Court of Appeal[edit]

Scrutton LJ found the exclusion clause formed part of the contract. It was immaterial that L'Estrange had not read the clause. The fact that she signed it meant that she was bound by it. She is deemed to have read and agreed to the terms of the contract.

Maugham LJ concurred, though expressing his regret at the result. He held he was bound to do so. He said the only two possibilities were that the document was signed non est factum, or that the document was induced to be signed by a misrepresentation.


The case still holds significance, not because it would be decided the same today in relation to a consumer, but because it establishes the basic principle that one is bound by their signature, as a general starting point. This is particularly important among businesses. If the same facts arose again today, the case would be regulated by unfair terms legislation, and Miss L'Estrange would have won, despite having signed. The Sale of Goods Act 1979 section 14(3) implies that goods for sale have a warranty from the seller as to their fitness. Between two businesses dealing as commercial parties of equal bargaining strength, this term could be excluded. But when one party is a consumer, the Unfair Contract Terms Act 1977 section 6(2)(a) stipulates that the warranty about fitness cannot be excluded. So Graucob would have been in breach of contract for providing a faulty machine in any event.

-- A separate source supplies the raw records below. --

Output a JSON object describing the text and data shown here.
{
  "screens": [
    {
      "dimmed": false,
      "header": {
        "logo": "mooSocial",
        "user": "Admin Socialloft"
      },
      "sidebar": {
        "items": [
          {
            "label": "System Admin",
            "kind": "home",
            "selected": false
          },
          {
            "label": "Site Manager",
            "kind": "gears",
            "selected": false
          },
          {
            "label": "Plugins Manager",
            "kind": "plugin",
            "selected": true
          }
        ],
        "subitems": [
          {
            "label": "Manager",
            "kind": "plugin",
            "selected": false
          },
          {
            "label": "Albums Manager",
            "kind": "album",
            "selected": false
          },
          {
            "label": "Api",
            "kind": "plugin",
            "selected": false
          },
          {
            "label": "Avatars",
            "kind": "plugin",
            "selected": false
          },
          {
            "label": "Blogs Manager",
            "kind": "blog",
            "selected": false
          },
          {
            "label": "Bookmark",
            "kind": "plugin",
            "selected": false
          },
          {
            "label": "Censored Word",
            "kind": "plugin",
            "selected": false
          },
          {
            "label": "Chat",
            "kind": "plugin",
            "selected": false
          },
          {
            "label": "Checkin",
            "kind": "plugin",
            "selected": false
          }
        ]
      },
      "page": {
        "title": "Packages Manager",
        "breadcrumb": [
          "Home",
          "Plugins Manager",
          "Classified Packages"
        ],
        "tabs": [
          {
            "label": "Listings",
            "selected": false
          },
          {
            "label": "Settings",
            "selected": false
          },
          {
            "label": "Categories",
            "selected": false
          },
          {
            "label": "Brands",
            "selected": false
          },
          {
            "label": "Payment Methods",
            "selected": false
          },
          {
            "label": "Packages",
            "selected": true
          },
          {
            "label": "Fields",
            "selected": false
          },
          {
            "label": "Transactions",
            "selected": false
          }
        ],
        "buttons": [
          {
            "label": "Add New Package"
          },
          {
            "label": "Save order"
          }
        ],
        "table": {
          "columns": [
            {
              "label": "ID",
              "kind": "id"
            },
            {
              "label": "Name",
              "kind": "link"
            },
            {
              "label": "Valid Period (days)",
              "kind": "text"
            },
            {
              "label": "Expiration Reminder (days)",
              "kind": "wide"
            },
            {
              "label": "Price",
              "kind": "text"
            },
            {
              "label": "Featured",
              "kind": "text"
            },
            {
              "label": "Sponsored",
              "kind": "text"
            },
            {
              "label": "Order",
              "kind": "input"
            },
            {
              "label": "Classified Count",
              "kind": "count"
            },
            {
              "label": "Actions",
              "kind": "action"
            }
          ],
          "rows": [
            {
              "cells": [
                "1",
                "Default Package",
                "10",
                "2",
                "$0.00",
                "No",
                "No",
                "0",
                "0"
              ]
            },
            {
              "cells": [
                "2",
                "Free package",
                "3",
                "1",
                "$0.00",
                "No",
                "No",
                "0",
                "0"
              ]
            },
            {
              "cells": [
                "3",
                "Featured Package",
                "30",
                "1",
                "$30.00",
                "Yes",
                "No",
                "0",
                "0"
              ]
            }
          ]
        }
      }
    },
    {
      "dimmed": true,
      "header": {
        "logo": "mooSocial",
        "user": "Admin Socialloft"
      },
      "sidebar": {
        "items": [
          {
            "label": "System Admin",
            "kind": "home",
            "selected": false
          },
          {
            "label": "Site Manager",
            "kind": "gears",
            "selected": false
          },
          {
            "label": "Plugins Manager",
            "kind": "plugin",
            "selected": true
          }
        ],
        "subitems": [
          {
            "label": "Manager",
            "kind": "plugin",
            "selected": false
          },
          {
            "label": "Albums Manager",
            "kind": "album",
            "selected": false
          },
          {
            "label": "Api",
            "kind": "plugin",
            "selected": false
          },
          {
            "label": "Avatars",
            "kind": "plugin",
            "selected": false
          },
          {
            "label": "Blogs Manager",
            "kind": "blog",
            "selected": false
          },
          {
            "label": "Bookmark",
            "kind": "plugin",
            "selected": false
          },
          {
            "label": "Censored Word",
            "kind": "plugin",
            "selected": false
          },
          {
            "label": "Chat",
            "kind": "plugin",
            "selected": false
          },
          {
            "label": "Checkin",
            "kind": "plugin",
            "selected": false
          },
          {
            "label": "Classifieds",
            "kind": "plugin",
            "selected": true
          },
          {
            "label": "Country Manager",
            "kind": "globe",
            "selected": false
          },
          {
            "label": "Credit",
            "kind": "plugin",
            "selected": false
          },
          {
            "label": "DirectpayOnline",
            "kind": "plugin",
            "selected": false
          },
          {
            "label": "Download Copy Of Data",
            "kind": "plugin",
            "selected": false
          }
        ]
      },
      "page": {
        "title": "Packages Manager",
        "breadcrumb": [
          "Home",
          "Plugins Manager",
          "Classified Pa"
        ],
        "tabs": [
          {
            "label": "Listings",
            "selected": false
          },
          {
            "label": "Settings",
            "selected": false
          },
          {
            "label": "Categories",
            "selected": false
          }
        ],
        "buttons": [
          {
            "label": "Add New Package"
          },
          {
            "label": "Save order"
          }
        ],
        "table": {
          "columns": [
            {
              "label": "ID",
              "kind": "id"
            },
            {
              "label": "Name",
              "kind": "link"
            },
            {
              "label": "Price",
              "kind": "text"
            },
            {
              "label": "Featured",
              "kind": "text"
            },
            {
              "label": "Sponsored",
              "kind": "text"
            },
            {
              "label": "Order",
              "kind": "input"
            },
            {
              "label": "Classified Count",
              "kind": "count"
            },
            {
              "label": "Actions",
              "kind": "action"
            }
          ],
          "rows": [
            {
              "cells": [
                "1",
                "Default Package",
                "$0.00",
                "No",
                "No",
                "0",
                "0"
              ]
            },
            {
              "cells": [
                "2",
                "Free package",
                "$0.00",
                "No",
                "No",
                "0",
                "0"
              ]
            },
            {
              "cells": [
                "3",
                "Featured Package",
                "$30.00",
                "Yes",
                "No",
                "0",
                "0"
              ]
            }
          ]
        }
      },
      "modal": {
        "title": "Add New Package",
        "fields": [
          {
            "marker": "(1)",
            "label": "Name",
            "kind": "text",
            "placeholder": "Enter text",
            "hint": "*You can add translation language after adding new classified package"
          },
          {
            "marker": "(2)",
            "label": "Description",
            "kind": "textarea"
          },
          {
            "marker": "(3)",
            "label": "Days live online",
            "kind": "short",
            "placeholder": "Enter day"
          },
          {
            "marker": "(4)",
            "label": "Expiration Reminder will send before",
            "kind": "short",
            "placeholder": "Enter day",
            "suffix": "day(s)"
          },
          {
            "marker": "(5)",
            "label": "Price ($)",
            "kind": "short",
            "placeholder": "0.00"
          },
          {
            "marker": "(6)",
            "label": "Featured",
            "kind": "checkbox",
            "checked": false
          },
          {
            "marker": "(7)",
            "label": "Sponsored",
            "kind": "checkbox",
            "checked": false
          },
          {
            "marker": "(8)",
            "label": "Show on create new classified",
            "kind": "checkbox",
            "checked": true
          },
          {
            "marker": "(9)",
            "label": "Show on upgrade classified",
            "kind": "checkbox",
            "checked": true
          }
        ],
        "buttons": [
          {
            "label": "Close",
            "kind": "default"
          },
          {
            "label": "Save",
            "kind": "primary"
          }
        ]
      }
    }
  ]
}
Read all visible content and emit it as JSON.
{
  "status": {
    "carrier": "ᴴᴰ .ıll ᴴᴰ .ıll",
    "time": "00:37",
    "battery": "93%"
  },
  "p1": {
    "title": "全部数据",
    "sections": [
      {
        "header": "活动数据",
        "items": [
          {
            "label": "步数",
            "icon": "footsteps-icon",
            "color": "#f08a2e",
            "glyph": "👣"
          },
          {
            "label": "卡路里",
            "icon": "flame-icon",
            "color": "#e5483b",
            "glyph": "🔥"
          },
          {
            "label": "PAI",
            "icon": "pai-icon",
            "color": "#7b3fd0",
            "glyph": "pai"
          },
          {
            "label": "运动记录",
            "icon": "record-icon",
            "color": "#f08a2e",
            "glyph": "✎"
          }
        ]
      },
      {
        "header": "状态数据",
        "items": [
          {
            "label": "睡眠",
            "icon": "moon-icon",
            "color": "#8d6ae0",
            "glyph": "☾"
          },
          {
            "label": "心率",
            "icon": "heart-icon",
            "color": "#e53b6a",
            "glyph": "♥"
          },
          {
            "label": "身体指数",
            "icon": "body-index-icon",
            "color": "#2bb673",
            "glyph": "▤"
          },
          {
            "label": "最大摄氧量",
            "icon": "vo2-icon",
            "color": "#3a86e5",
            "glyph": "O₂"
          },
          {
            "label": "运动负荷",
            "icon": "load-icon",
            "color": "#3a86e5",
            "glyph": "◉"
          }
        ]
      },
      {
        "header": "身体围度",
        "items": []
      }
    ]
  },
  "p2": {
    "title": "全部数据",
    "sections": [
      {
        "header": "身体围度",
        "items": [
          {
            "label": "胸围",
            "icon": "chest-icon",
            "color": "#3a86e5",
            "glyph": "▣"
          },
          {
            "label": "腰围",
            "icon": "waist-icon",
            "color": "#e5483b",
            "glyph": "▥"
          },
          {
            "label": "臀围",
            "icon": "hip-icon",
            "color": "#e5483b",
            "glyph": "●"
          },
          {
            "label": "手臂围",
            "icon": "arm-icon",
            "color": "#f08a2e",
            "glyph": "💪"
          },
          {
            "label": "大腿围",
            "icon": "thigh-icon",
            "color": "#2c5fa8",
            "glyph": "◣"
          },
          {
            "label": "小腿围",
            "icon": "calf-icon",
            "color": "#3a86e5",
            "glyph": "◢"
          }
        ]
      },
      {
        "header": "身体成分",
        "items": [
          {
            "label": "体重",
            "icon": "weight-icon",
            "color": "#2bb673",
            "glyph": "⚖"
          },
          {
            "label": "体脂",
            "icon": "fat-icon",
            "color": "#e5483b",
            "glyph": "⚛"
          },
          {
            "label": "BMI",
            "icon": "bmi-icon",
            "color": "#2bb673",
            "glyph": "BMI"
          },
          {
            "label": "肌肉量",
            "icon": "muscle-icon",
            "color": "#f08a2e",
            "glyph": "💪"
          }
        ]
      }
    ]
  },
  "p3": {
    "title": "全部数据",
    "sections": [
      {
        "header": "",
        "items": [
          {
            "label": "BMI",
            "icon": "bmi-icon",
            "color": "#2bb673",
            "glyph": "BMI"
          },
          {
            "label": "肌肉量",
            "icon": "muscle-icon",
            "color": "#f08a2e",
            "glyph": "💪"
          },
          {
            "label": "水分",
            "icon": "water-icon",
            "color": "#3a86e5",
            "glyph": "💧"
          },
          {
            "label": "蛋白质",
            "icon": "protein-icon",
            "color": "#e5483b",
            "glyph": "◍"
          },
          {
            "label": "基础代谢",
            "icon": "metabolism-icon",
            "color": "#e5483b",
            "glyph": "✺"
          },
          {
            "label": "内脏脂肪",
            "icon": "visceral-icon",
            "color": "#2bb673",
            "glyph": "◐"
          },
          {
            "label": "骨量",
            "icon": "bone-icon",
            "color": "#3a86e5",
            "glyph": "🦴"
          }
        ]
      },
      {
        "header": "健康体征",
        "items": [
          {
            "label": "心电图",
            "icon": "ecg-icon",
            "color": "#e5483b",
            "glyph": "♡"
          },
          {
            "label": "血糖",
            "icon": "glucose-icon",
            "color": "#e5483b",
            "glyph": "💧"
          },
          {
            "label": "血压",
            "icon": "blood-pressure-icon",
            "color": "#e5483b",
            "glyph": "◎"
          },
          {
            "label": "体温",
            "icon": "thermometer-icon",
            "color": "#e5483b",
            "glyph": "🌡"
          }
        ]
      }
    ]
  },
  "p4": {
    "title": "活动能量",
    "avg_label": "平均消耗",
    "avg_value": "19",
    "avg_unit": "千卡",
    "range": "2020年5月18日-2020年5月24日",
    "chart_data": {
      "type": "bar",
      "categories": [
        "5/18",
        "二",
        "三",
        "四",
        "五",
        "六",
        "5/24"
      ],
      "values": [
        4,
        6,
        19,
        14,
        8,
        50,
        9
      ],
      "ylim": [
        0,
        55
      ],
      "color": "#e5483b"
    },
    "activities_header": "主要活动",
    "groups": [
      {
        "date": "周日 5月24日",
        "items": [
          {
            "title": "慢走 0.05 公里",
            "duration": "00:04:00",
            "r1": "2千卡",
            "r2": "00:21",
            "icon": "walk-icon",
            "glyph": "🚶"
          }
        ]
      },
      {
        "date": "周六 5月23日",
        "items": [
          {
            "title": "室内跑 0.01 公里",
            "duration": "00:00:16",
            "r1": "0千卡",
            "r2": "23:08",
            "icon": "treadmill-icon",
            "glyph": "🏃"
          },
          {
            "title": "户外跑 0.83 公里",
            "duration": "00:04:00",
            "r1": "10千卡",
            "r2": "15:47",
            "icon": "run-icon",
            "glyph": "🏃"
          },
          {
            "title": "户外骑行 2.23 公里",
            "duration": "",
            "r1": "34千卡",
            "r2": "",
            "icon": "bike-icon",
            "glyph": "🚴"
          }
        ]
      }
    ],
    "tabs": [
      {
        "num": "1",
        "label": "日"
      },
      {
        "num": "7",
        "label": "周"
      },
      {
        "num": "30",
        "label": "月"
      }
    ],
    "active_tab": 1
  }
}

In any event, one commentator, Spencer, argued that Graucob’s representatives knew Miss L’Estrange was making a mistake, and therefore should not have won. He argued refusal to apply the law on unilateral mistake where there is a signature comes from misunderstanding the parol evidence rule and non est factum rules.[7]

In the Canadian case, Tilden Rent-A-Car Co. v. Clendenning[8] the Ontario Court of Appeal held the signature would only bind if it was reasonable for the party relying on the signed document to believe the signer assented to onerous terms (i.e. unlike Grogan, where the document is intended to have contractual effect). By contrast, in 2004 in Toll (FGCT) Pty Ltd v Alphapharm Pty Ltd,[9] the High Court of Australia challenged the Clendenning decision robustly and affirmed L'Estrange. In the UK, in Peekay Intermark Ltd v Australia and New Zealand Banking Group Ltd[10] Moore-Bick LJ was at pains to emphasise that L’Estrange sets out ‘an important principle of English law which underpins the whole of commercial life; any erosion of it would have serious repercussions.’

See also[edit]


  1. ^ Hansard HL Debs (23 May 1977) vol 383, col 1119
  2. ^ [1894] AC 217, 219
  3. ^ 2 C. P. D. 416
  4. ^ 2 C. P. D. 421 .
  5. ^ 2 CPD 421 .
  6. ^ 2 CPD 416, 421
  7. ^ J Spencer, ‘Signature, Consent, and the Rule in L’Estrange v Graucob’ [1973] Cambridge Law Journal 104
  8. ^ (1978) 83 DLR (3d) 400
  9. ^ Toll (FGCT) Pty Ltd v Alphapharm Pty Ltd [2004] HCA 52, (2004) 219 CLR 165 (11 November 2004), High Court (Australia).
  10. ^ [2006] EWCA Civ 386 [43]


  • J Spencer, ‘Signature, Consent, and the Rule in L’Estrange v Graucob’ [1973] Cambridge Law Journal 104